Cliff’s not the only one that needs the positivity. Larry, who sleep and dreams of other lives and worlds when Keeg, the Negative Energy is out side his body is also struggling. While there’s a humorous irony in Negative Man needing positivity, getting Larry help for a positive mental and emotional state is a real need. After getting an emotional support animal with some guidance from Casey last issue, Larry now has so much positive energy built up inside him that there’s no room for Keeg to return inside Larry and wake him from his sleep. Interestingly, Larry “gives birth” to three “positive energy pods” from his chest making room for Keeg. The pods get away, but end up playing a crucial role in the “Space Divorce.”
Danny calls the team together to intervene as there are some planets no longer getting along. The whole thing is framed in an analogy of a married couple about to get divorced. The DP jump in as part legal, part marriage counselors. When Casey takes the kids to Dannyland for a distraction, she finds that Lotion has eaten one of the positive energy pods. This has filled him with a boundless positivity. It is then Lotion that diagnoses the planets need for some cuddling as the couple have confessed to “going on autopilot” and not thinking about anything but work and losing their sense of their relationship. It’s not hidden at all, but it is a very powerful moment as Lotion and the planets share a group hug and share the positivity together.

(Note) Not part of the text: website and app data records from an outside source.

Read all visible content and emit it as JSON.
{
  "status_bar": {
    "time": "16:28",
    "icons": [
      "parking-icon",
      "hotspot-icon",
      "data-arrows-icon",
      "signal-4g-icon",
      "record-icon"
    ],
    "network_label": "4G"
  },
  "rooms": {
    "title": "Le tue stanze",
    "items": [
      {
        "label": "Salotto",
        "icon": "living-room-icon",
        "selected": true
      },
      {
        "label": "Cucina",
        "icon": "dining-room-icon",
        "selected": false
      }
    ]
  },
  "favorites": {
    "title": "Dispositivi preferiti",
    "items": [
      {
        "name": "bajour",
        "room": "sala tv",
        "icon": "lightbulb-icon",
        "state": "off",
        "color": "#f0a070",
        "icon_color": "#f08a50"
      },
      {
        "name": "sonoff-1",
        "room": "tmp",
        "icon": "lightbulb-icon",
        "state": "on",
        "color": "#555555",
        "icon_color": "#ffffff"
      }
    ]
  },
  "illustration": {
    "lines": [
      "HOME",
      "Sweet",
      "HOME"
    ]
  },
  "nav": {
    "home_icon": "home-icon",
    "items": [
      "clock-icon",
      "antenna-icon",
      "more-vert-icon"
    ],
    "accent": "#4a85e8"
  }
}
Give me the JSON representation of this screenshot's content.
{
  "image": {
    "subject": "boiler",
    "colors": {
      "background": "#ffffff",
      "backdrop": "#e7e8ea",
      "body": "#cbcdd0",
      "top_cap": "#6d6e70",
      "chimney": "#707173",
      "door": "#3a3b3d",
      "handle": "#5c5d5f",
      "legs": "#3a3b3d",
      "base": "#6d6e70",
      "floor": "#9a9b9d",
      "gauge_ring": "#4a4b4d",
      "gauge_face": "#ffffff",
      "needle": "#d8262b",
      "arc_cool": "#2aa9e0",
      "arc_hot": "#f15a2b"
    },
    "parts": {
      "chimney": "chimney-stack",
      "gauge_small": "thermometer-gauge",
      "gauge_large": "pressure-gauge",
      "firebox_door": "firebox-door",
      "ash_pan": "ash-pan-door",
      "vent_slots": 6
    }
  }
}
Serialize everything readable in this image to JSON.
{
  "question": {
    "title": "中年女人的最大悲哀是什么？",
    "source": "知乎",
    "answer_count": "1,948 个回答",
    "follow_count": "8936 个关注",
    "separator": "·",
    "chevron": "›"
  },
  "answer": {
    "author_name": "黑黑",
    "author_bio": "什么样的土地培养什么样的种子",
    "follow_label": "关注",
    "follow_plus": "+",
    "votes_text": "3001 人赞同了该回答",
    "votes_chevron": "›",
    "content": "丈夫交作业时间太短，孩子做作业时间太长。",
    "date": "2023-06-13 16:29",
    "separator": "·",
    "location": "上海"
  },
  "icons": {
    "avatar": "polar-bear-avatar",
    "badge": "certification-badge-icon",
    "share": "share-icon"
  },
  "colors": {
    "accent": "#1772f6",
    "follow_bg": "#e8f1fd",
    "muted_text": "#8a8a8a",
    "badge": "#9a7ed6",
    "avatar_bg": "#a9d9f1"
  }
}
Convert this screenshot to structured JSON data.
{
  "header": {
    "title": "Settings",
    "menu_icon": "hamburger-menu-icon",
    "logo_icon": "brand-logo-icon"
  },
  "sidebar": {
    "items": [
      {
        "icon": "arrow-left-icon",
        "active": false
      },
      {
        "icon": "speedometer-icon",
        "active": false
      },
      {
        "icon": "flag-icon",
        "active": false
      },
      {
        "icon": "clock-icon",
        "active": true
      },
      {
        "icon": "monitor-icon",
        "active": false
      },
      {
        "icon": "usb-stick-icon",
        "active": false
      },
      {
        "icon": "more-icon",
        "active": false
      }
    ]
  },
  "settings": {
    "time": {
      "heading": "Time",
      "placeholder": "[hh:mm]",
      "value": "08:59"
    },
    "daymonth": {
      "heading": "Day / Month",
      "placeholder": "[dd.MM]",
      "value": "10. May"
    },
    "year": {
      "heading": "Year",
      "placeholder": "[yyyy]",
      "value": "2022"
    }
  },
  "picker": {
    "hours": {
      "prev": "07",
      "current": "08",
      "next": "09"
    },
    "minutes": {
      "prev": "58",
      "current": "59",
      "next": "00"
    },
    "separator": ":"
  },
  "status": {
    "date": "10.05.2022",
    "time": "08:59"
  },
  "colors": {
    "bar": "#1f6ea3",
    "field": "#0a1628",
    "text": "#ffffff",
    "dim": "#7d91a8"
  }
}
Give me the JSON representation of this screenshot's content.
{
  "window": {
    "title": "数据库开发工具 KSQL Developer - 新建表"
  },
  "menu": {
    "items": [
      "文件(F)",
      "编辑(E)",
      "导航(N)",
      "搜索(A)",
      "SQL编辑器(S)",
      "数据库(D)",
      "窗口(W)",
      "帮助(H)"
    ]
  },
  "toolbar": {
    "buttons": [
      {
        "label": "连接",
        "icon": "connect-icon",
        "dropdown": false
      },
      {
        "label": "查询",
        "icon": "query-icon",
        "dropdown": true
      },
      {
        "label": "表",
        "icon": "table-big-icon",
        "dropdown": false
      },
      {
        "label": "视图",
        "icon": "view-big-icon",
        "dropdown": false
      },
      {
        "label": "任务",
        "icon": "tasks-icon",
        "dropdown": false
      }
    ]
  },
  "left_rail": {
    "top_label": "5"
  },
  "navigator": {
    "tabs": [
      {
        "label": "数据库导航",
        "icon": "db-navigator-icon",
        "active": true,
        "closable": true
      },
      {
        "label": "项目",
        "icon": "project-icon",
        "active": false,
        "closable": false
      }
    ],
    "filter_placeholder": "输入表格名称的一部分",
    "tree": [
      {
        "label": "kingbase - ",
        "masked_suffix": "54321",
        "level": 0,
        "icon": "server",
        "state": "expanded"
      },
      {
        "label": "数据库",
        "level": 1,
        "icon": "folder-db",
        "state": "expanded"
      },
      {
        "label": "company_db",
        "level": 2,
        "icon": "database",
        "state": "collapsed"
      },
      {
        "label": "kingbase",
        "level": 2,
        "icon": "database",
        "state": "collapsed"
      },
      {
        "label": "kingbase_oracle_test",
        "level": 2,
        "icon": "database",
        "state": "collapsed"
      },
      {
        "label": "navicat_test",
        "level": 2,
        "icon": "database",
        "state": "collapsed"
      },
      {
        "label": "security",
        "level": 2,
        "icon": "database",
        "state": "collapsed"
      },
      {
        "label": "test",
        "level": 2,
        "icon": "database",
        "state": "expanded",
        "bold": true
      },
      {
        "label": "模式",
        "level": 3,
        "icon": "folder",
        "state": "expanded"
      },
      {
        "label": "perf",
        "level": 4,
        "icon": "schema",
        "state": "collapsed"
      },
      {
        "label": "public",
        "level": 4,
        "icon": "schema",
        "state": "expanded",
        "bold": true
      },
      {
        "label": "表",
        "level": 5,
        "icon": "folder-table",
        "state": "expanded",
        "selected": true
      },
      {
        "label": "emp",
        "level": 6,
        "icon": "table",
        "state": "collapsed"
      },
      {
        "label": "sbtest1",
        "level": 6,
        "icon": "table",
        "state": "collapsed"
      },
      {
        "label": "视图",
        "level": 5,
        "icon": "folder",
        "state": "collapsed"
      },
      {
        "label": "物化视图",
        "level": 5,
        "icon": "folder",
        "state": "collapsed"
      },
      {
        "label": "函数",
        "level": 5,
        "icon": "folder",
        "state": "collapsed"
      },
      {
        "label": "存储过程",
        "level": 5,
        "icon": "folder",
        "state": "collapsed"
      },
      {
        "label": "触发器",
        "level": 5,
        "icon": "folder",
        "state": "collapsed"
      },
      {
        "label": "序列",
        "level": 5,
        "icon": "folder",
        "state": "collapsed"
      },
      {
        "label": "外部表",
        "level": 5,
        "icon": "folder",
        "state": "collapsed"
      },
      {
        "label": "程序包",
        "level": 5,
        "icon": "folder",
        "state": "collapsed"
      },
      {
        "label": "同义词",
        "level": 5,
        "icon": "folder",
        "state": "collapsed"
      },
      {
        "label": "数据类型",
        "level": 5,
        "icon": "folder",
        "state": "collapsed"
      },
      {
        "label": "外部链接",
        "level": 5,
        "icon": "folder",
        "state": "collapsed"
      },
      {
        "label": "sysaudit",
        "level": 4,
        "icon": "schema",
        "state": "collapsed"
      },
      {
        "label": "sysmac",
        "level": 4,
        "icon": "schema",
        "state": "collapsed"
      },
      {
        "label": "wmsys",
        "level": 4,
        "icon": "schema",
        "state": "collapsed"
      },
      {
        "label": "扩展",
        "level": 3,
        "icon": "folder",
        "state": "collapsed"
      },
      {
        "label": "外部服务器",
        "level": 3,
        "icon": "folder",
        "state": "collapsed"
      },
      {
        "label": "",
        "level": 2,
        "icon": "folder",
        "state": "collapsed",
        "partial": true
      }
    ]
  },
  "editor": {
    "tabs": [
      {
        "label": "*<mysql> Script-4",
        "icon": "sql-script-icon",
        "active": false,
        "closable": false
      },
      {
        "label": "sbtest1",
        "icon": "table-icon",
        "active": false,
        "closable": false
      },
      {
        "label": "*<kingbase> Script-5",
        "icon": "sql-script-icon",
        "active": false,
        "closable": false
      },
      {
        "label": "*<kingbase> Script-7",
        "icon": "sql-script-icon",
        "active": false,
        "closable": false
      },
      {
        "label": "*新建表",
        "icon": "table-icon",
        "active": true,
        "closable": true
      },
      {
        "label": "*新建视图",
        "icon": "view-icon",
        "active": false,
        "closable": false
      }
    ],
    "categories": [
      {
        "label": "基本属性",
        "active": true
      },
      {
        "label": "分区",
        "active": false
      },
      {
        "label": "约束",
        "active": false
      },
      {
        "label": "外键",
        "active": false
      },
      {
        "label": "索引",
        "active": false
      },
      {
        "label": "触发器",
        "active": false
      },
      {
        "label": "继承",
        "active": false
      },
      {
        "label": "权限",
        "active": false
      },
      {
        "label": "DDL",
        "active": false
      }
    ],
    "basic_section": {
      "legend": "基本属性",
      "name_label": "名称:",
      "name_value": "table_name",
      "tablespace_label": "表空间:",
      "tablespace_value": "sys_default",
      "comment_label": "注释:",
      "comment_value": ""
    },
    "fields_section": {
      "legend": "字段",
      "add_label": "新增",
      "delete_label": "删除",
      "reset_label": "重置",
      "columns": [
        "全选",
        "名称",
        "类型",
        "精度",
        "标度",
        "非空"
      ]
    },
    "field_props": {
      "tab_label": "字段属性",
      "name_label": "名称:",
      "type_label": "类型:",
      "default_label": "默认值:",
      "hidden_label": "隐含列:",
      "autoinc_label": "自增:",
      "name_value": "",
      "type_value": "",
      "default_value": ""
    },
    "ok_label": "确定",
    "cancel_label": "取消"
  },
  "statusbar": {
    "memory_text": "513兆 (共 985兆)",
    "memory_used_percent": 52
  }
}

Way has made some powerful statements about the power of positivity and helping others. Like the rest of the comics in the Young Animal line, Doom Patrol: Weight of the Worlds approaches storytelling in a unique way, yet tells a story that resonates universally. I think anyone whether or not they’ve ever read any comic book could pick up this issue and see the beauty in the message.
I find nothing negative in the issue. Some readers may find the representative nature of the story difficult to grasp. The concept of Danny can be elusive at times, but these are minor drawbacks to an issue filled with such a universal message about humanity.
The level of emotion in Doom Patrol: Weight of the Worlds #2 is a highlight in the comic book medium. It’s a great thing to know that Young Animal Comics routinely approach a title with an underlying theme that is far deeper and richer than even the best of any mainstream super-hero comic. It’s not all good vs. evil here, it’s emotional and mental health that are stake. Any one of us can learn from the Doom Patrol.